_Task details_
Reproduce the records below word for word.

Page and application data records:
========================

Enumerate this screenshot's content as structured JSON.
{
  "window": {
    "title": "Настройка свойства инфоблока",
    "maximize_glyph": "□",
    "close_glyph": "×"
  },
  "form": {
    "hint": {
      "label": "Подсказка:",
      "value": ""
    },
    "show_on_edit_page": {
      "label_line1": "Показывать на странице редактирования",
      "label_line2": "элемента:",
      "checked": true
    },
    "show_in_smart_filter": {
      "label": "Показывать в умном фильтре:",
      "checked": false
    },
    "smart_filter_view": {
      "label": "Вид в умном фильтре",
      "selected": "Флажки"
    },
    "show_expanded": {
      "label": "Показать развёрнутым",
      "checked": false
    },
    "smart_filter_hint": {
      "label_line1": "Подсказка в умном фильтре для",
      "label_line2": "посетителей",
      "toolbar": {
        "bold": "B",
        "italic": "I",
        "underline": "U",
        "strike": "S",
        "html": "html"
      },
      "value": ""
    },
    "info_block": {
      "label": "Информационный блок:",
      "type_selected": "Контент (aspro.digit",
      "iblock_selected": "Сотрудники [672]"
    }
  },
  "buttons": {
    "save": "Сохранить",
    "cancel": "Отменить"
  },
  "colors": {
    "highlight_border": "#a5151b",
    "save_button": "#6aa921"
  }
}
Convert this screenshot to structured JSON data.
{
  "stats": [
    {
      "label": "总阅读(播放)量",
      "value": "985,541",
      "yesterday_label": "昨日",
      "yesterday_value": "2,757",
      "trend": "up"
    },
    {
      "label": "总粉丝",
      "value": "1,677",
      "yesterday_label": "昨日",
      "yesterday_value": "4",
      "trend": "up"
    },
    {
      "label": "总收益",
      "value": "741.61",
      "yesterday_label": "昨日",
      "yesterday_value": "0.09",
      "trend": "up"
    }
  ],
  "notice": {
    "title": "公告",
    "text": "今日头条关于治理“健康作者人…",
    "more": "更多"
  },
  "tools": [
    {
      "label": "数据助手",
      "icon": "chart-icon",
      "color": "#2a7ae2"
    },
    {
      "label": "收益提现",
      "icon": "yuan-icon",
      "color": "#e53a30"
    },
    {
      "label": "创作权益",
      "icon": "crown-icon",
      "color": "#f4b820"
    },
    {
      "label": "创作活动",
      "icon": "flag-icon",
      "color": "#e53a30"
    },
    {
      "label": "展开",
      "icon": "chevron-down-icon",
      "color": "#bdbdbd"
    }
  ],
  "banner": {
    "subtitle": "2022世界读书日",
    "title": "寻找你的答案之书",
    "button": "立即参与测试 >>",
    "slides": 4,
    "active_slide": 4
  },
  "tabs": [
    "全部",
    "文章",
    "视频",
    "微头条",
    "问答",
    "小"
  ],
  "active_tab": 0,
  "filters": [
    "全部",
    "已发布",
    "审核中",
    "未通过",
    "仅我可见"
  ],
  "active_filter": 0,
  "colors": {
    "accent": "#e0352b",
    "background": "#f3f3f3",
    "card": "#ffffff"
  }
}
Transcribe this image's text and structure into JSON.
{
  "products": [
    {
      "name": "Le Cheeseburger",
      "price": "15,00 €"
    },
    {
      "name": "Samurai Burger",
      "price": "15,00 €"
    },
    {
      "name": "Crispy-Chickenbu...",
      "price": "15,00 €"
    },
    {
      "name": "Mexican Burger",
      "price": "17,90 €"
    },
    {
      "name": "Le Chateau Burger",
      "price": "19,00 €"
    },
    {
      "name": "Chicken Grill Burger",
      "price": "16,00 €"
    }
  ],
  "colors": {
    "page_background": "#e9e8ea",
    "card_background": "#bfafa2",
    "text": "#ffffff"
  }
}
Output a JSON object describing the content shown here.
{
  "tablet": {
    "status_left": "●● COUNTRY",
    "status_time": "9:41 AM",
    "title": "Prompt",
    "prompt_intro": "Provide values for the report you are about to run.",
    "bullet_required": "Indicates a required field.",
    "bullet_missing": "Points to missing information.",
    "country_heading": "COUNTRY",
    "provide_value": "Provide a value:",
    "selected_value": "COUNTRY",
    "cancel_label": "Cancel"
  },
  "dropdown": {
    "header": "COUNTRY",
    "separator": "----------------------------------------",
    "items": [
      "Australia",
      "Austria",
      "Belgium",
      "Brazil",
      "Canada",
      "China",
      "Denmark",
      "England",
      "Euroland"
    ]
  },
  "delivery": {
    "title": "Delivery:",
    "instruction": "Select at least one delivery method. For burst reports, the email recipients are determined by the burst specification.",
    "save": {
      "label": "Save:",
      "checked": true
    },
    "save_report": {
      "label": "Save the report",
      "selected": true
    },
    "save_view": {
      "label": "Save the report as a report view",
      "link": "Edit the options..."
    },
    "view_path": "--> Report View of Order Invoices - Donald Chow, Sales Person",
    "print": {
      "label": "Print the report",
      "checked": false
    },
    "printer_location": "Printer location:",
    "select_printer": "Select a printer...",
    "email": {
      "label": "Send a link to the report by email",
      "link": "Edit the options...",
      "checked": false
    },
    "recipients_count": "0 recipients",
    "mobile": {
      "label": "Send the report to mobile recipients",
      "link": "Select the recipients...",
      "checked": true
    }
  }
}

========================

_Response area_
Enumerate this screenshot's content as structured JSON.
{
  "window": {
    "title": "Настройка свойства инфоблока",
    "maximize_glyph": "□",
    "close_glyph": "×"
  },
  "form": {
    "hint": {
      "label": "Подсказка:",
      "value": ""
    },
    "show_on_edit_page": {
      "label_line1": "Показывать на странице редактирования",
      "label_line2": "элемента:",
      "checked": true
    },
    "show_in_smart_filter": {
      "label": "Показывать в умном фильтре:",
      "checked": false
    },
    "smart_filter_view": {
      "label": "Вид в умном фильтре",
      "selected": "Флажки"
    },
    "show_expanded": {
      "label": "Показать развёрнутым",
      "checked": false
    },
    "smart_filter_hint": {
      "label_line1": "Подсказка в умном фильтре для",
      "label_line2": "посетителей",
      "toolbar": {
        "bold": "B",
        "italic": "I",
        "underline": "U",
        "strike": "S",
        "html": "html"
      },
      "value": ""
    },
    "info_block": {
      "label": "Информационный блок:",
      "type_selected": "Контент (aspro.digit",
      "iblock_selected": "Сотрудники [672]"
    }
  },
  "buttons": {
    "save": "Сохранить",
    "cancel": "Отменить"
  },
  "colors": {
    "highlight_border": "#a5151b",
    "save_button": "#6aa921"
  }
}
Convert this screenshot to structured JSON data.
{
  "stats": [
    {
      "label": "总阅读(播放)量",
      "value": "985,541",
      "yesterday_label": "昨日",
      "yesterday_value": "2,757",
      "trend": "up"
    },
    {
      "label": "总粉丝",
      "value": "1,677",
      "yesterday_label": "昨日",
      "yesterday_value": "4",
      "trend": "up"
    },
    {
      "label": "总收益",
      "value": "741.61",
      "yesterday_label": "昨日",
      "yesterday_value": "0.09",
      "trend": "up"
    }
  ],
  "notice": {
    "title": "公告",
    "text": "今日头条关于治理“健康作者人…",
    "more": "更多"
  },
  "tools": [
    {
      "label": "数据助手",
      "icon": "chart-icon",
      "color": "#2a7ae2"
    },
    {
      "label": "收益提现",
      "icon": "yuan-icon",
      "color": "#e53a30"
    },
    {
      "label": "创作权益",
      "icon": "crown-icon",
      "color": "#f4b820"
    },
    {
      "label": "创作活动",
      "icon": "flag-icon",
      "color": "#e53a30"
    },
    {
      "label": "展开",
      "icon": "chevron-down-icon",
      "color": "#bdbdbd"
    }
  ],
  "banner": {
    "subtitle": "2022世界读书日",
    "title": "寻找你的答案之书",
    "button": "立即参与测试 >>",
    "slides": 4,
    "active_slide": 4
  },
  "tabs": [
    "全部",
    "文章",
    "视频",
    "微头条",
    "问答",
    "小"
  ],
  "active_tab": 0,
  "filters": [
    "全部",
    "已发布",
    "审核中",
    "未通过",
    "仅我可见"
  ],
  "active_filter": 0,
  "colors": {
    "accent": "#e0352b",
    "background": "#f3f3f3",
    "card": "#ffffff"
  }
}
Transcribe this image's text and structure into JSON.
{
  "products": [
    {
      "name": "Le Cheeseburger",
      "price": "15,00 €"
    },
    {
      "name": "Samurai Burger",
      "price": "15,00 €"
    },
    {
      "name": "Crispy-Chickenbu...",
      "price": "15,00 €"
    },
    {
      "name": "Mexican Burger",
      "price": "17,90 €"
    },
    {
      "name": "Le Chateau Burger",
      "price": "19,00 €"
    },
    {
      "name": "Chicken Grill Burger",
      "price": "16,00 €"
    }
  ],
  "colors": {
    "page_background": "#e9e8ea",
    "card_background": "#bfafa2",
    "text": "#ffffff"
  }
}
Output a JSON object describing the content shown here.
{
  "tablet": {
    "status_left": "●● COUNTRY",
    "status_time": "9:41 AM",
    "title": "Prompt",
    "prompt_intro": "Provide values for the report you are about to run.",
    "bullet_required": "Indicates a required field.",
    "bullet_missing": "Points to missing information.",
    "country_heading": "COUNTRY",
    "provide_value": "Provide a value:",
    "selected_value": "COUNTRY",
    "cancel_label": "Cancel"
  },
  "dropdown": {
    "header": "COUNTRY",
    "separator": "----------------------------------------",
    "items": [
      "Australia",
      "Austria",
      "Belgium",
      "Brazil",
      "Canada",
      "China",
      "Denmark",
      "England",
      "Euroland"
    ]
  },
  "delivery": {
    "title": "Delivery:",
    "instruction": "Select at least one delivery method. For burst reports, the email recipients are determined by the burst specification.",
    "save": {
      "label": "Save:",
      "checked": true
    },
    "save_report": {
      "label": "Save the report",
      "selected": true
    },
    "save_view": {
      "label": "Save the report as a report view",
      "link": "Edit the options..."
    },
    "view_path": "--> Report View of Order Invoices - Donald Chow, Sales Person",
    "print": {
      "label": "Print the report",
      "checked": false
    },
    "printer_location": "Printer location:",
    "select_printer": "Select a printer...",
    "email": {
      "label": "Send a link to the report by email",
      "link": "Edit the options...",
      "checked": false
    },
    "recipients_count": "0 recipients",
    "mobile": {
      "label": "Send the report to mobile recipients",
      "link": "Select the recipients...",
      "checked": true
    }
  }
}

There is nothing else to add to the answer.